● **What is being asked**: Return the entries below in full. Keep every word as it is.

━━━ Dataset records ━━━

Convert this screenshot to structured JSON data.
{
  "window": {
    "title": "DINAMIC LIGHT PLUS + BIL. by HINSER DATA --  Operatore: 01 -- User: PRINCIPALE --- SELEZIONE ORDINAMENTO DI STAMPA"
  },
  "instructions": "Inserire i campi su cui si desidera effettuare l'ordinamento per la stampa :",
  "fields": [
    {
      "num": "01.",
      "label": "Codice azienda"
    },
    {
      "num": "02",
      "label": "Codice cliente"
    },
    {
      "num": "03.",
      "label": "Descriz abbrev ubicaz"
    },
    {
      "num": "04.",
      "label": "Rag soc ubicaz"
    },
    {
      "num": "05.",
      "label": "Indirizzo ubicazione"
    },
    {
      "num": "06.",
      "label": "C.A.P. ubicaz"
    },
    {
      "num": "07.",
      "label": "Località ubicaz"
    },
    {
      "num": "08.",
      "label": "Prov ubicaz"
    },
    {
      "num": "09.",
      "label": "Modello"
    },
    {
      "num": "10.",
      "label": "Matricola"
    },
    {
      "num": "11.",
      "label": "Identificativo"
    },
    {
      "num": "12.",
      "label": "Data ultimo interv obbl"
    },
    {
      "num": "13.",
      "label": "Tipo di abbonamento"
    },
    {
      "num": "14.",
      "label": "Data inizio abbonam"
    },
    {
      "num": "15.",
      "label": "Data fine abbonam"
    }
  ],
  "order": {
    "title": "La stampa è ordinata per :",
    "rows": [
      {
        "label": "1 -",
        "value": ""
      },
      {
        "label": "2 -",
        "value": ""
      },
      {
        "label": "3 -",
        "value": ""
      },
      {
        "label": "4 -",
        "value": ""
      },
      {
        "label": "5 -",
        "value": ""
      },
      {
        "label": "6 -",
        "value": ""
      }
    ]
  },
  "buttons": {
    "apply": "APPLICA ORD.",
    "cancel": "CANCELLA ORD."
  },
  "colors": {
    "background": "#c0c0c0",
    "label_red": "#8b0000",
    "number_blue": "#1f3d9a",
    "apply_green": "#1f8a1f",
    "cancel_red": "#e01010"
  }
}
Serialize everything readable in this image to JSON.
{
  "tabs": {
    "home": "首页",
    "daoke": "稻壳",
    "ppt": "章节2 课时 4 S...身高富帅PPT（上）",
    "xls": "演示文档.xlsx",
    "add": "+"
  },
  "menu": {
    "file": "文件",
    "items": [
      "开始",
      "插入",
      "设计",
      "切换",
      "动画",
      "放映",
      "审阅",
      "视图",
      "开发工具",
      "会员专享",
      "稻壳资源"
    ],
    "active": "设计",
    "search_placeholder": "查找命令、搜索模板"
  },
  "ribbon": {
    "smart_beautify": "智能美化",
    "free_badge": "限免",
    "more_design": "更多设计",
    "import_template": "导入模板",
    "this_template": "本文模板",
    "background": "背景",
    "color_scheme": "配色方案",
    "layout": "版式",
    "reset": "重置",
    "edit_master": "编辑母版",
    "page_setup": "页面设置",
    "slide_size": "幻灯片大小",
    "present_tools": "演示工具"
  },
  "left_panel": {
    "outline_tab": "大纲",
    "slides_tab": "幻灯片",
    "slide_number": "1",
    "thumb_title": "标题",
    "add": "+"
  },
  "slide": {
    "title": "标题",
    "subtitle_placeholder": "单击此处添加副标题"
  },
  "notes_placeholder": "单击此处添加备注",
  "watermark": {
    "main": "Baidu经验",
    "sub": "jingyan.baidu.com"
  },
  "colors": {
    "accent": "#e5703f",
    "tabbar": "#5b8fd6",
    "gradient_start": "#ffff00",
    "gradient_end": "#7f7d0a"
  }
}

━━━

● **Exercise solution**:
Convert this screenshot to structured JSON data.
{
  "window": {
    "title": "DINAMIC LIGHT PLUS + BIL. by HINSER DATA --  Operatore: 01 -- User: PRINCIPALE --- SELEZIONE ORDINAMENTO DI STAMPA"
  },
  "instructions": "Inserire i campi su cui si desidera effettuare l'ordinamento per la stampa :",
  "fields": [
    {
      "num": "01.",
      "label": "Codice azienda"
    },
    {
      "num": "02",
      "label": "Codice cliente"
    },
    {
      "num": "03.",
      "label": "Descriz abbrev ubicaz"
    },
    {
      "num": "04.",
      "label": "Rag soc ubicaz"
    },
    {
      "num": "05.",
      "label": "Indirizzo ubicazione"
    },
    {
      "num": "06.",
      "label": "C.A.P. ubicaz"
    },
    {
      "num": "07.",
      "label": "Località ubicaz"
    },
    {
      "num": "08.",
      "label": "Prov ubicaz"
    },
    {
      "num": "09.",
      "label": "Modello"
    },
    {
      "num": "10.",
      "label": "Matricola"
    },
    {
      "num": "11.",
      "label": "Identificativo"
    },
    {
      "num": "12.",
      "label": "Data ultimo interv obbl"
    },
    {
      "num": "13.",
      "label": "Tipo di abbonamento"
    },
    {
      "num": "14.",
      "label": "Data inizio abbonam"
    },
    {
      "num": "15.",
      "label": "Data fine abbonam"
    }
  ],
  "order": {
    "title": "La stampa è ordinata per :",
    "rows": [
      {
        "label": "1 -",
        "value": ""
      },
      {
        "label": "2 -",
        "value": ""
      },
      {
        "label": "3 -",
        "value": ""
      },
      {
        "label": "4 -",
        "value": ""
      },
      {
        "label": "5 -",
        "value": ""
      },
      {
        "label": "6 -",
        "value": ""
      }
    ]
  },
  "buttons": {
    "apply": "APPLICA ORD.",
    "cancel": "CANCELLA ORD."
  },
  "colors": {
    "background": "#c0c0c0",
    "label_red": "#8b0000",
    "number_blue": "#1f3d9a",
    "apply_green": "#1f8a1f",
    "cancel_red": "#e01010"
  }
}
Serialize everything readable in this image to JSON.
{
  "tabs": {
    "home": "首页",
    "daoke": "稻壳",
    "ppt": "章节2 课时 4 S...身高富帅PPT（上）",
    "xls": "演示文档.xlsx",
    "add": "+"
  },
  "menu": {
    "file": "文件",
    "items": [
      "开始",
      "插入",
      "设计",
      "切换",
      "动画",
      "放映",
      "审阅",
      "视图",
      "开发工具",
      "会员专享",
      "稻壳资源"
    ],
    "active": "设计",
    "search_placeholder": "查找命令、搜索模板"
  },
  "ribbon": {
    "smart_beautify": "智能美化",
    "free_badge": "限免",
    "more_design": "更多设计",
    "import_template": "导入模板",
    "this_template": "本文模板",
    "background": "背景",
    "color_scheme": "配色方案",
    "layout": "版式",
    "reset": "重置",
    "edit_master": "编辑母版",
    "page_setup": "页面设置",
    "slide_size": "幻灯片大小",
    "present_tools": "演示工具"
  },
  "left_panel": {
    "outline_tab": "大纲",
    "slides_tab": "幻灯片",
    "slide_number": "1",
    "thumb_title": "标题",
    "add": "+"
  },
  "slide": {
    "title": "标题",
    "subtitle_placeholder": "单击此处添加副标题"
  },
  "notes_placeholder": "单击此处添加备注",
  "watermark": {
    "main": "Baidu经验",
    "sub": "jingyan.baidu.com"
  },
  "colors": {
    "accent": "#e5703f",
    "tabbar": "#5b8fd6",
    "gradient_start": "#ffff00",
    "gradient_end": "#7f7d0a"
  }
}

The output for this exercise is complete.